* Aim of the task *
Reproduce every entry below exactly, minus the pictures.

* Dataset content *
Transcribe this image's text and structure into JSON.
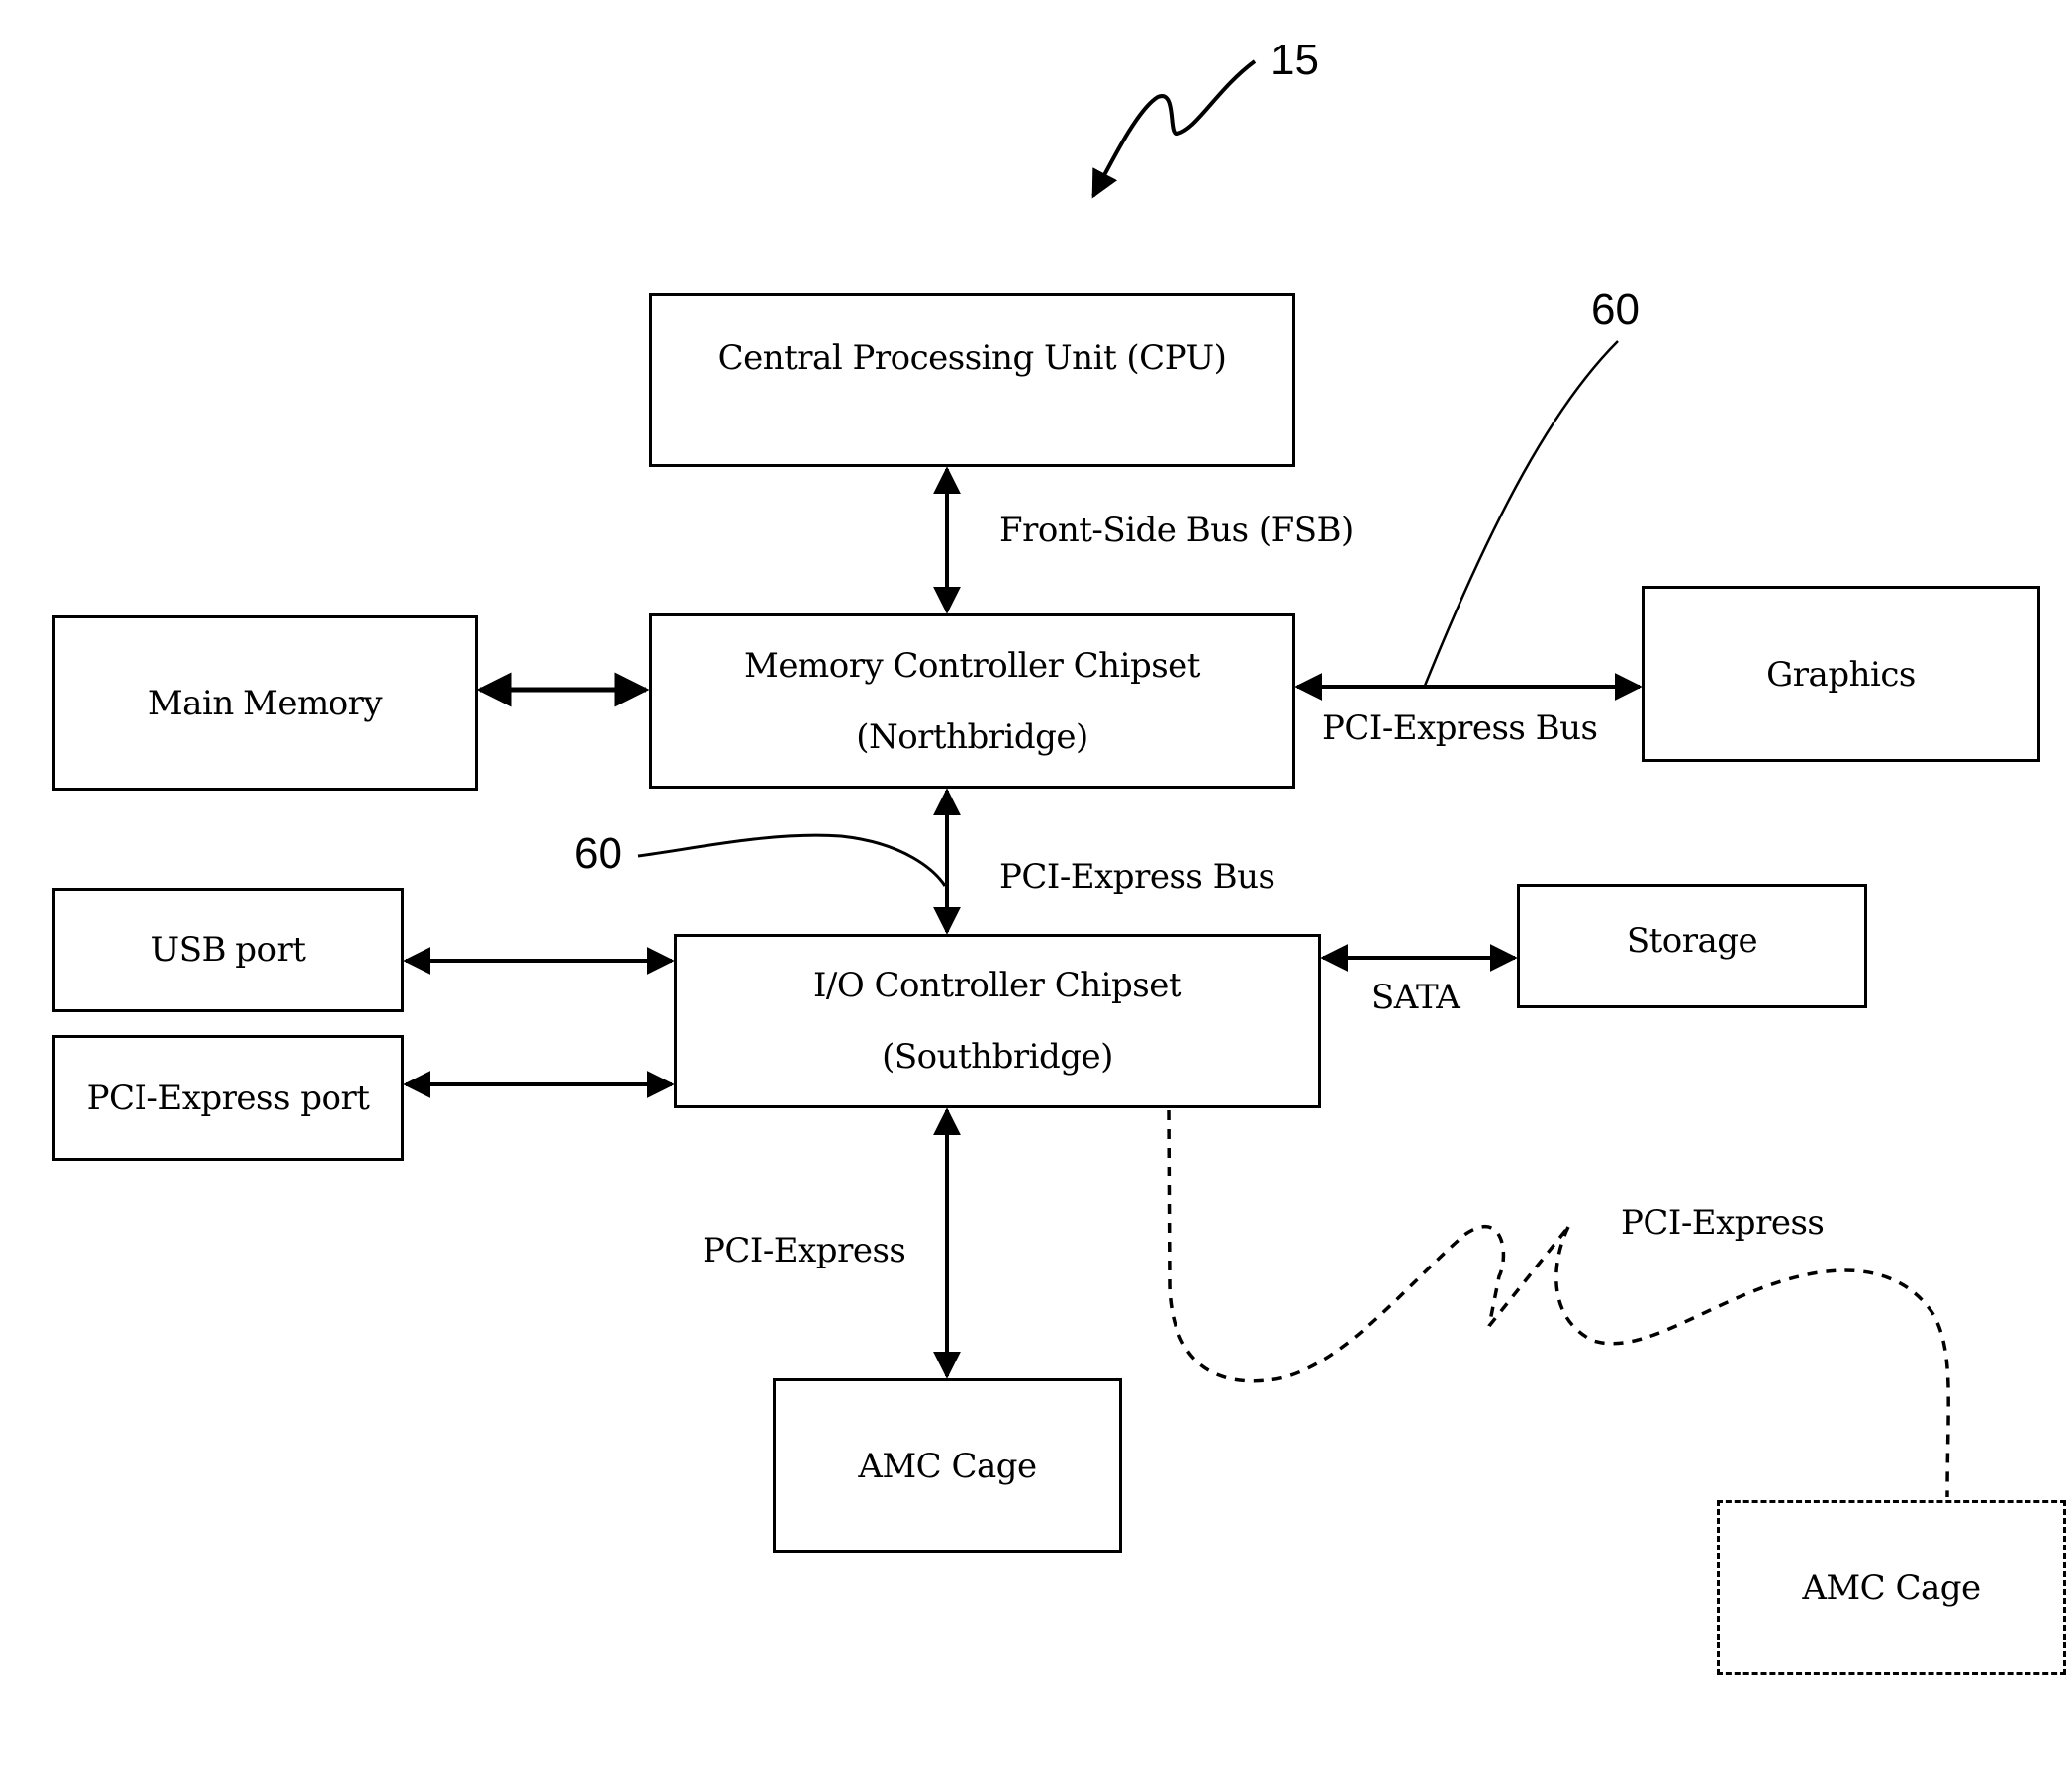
{
  "figure": {
    "reference_number": "15",
    "leader_refs": [
      "60",
      "60"
    ]
  },
  "components": {
    "cpu": "Central Processing Unit (CPU)",
    "northbridge": {
      "line1": "Memory Controller Chipset",
      "line2": "(Northbridge)"
    },
    "main_memory": "Main Memory",
    "graphics": "Graphics",
    "southbridge": {
      "line1": "I/O Controller Chipset",
      "line2": "(Southbridge)"
    },
    "usb_port": "USB port",
    "pcie_port": "PCI-Express port",
    "storage": "Storage",
    "amc_cage_local": "AMC Cage",
    "amc_cage_remote": "AMC Cage"
  },
  "connections": {
    "fsb": "Front-Side Bus (FSB)",
    "nb_graphics": "PCI-Express Bus",
    "nb_sb": "PCI-Express Bus",
    "sata": "SATA",
    "sb_amc_local": "PCI-Express",
    "sb_amc_remote": "PCI-Express"
  }
}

* Exercise answer *
Transcribe this image's text and structure into JSON.
{
  "figure": {
    "reference_number": "15",
    "leader_refs": [
      "60",
      "60"
    ]
  },
  "components": {
    "cpu": "Central Processing Unit (CPU)",
    "northbridge": {
      "line1": "Memory Controller Chipset",
      "line2": "(Northbridge)"
    },
    "main_memory": "Main Memory",
    "graphics": "Graphics",
    "southbridge": {
      "line1": "I/O Controller Chipset",
      "line2": "(Southbridge)"
    },
    "usb_port": "USB port",
    "pcie_port": "PCI-Express port",
    "storage": "Storage",
    "amc_cage_local": "AMC Cage",
    "amc_cage_remote": "AMC Cage"
  },
  "connections": {
    "fsb": "Front-Side Bus (FSB)",
    "nb_graphics": "PCI-Express Bus",
    "nb_sb": "PCI-Express Bus",
    "sata": "SATA",
    "sb_amc_local": "PCI-Express",
    "sb_amc_remote": "PCI-Express"
  }
}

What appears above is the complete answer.